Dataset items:
:::
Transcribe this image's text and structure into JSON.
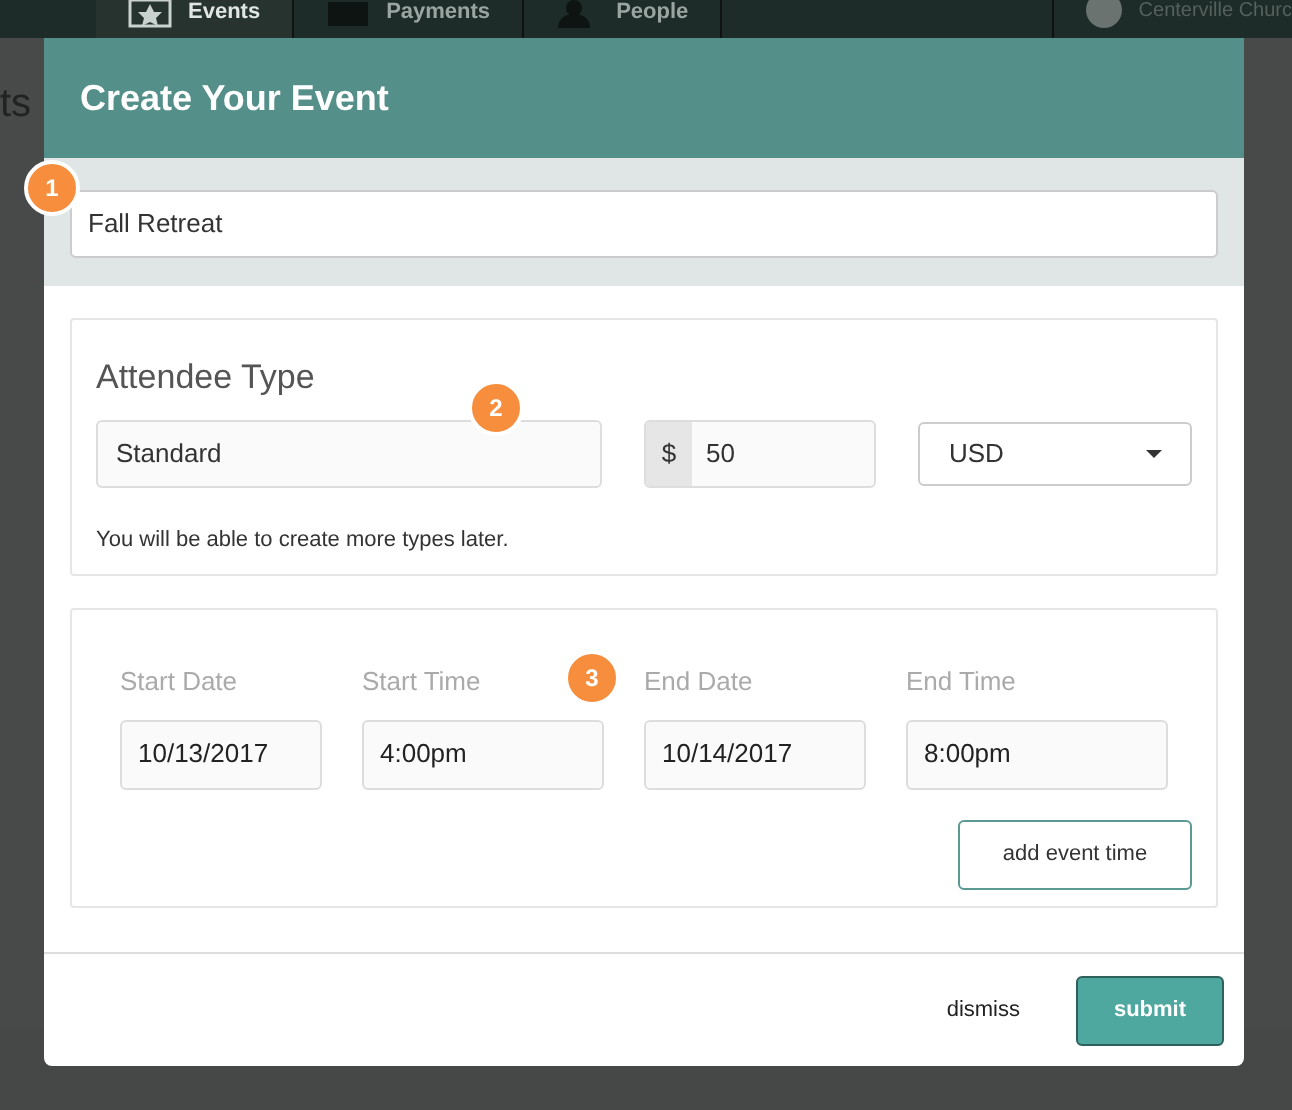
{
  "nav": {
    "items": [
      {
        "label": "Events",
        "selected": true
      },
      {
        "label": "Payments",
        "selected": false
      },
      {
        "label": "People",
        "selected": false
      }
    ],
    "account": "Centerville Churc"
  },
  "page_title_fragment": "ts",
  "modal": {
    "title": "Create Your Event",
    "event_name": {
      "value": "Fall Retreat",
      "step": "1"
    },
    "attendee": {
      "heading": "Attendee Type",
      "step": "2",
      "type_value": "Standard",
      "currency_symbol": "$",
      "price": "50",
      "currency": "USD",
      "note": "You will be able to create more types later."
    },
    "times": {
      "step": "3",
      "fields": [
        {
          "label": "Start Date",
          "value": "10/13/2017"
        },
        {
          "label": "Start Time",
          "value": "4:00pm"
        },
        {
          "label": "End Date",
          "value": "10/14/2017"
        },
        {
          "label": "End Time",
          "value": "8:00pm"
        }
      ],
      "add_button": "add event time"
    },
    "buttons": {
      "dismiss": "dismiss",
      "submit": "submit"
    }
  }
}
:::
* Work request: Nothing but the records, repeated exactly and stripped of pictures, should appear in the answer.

* Response box:
Transcribe this image's text and structure into JSON.
{
  "nav": {
    "items": [
      {
        "label": "Events",
        "selected": true
      },
      {
        "label": "Payments",
        "selected": false
      },
      {
        "label": "People",
        "selected": false
      }
    ],
    "account": "Centerville Churc"
  },
  "page_title_fragment": "ts",
  "modal": {
    "title": "Create Your Event",
    "event_name": {
      "value": "Fall Retreat",
      "step": "1"
    },
    "attendee": {
      "heading": "Attendee Type",
      "step": "2",
      "type_value": "Standard",
      "currency_symbol": "$",
      "price": "50",
      "currency": "USD",
      "note": "You will be able to create more types later."
    },
    "times": {
      "step": "3",
      "fields": [
        {
          "label": "Start Date",
          "value": "10/13/2017"
        },
        {
          "label": "Start Time",
          "value": "4:00pm"
        },
        {
          "label": "End Date",
          "value": "10/14/2017"
        },
        {
          "label": "End Time",
          "value": "8:00pm"
        }
      ],
      "add_button": "add event time"
    },
    "buttons": {
      "dismiss": "dismiss",
      "submit": "submit"
    }
  }
}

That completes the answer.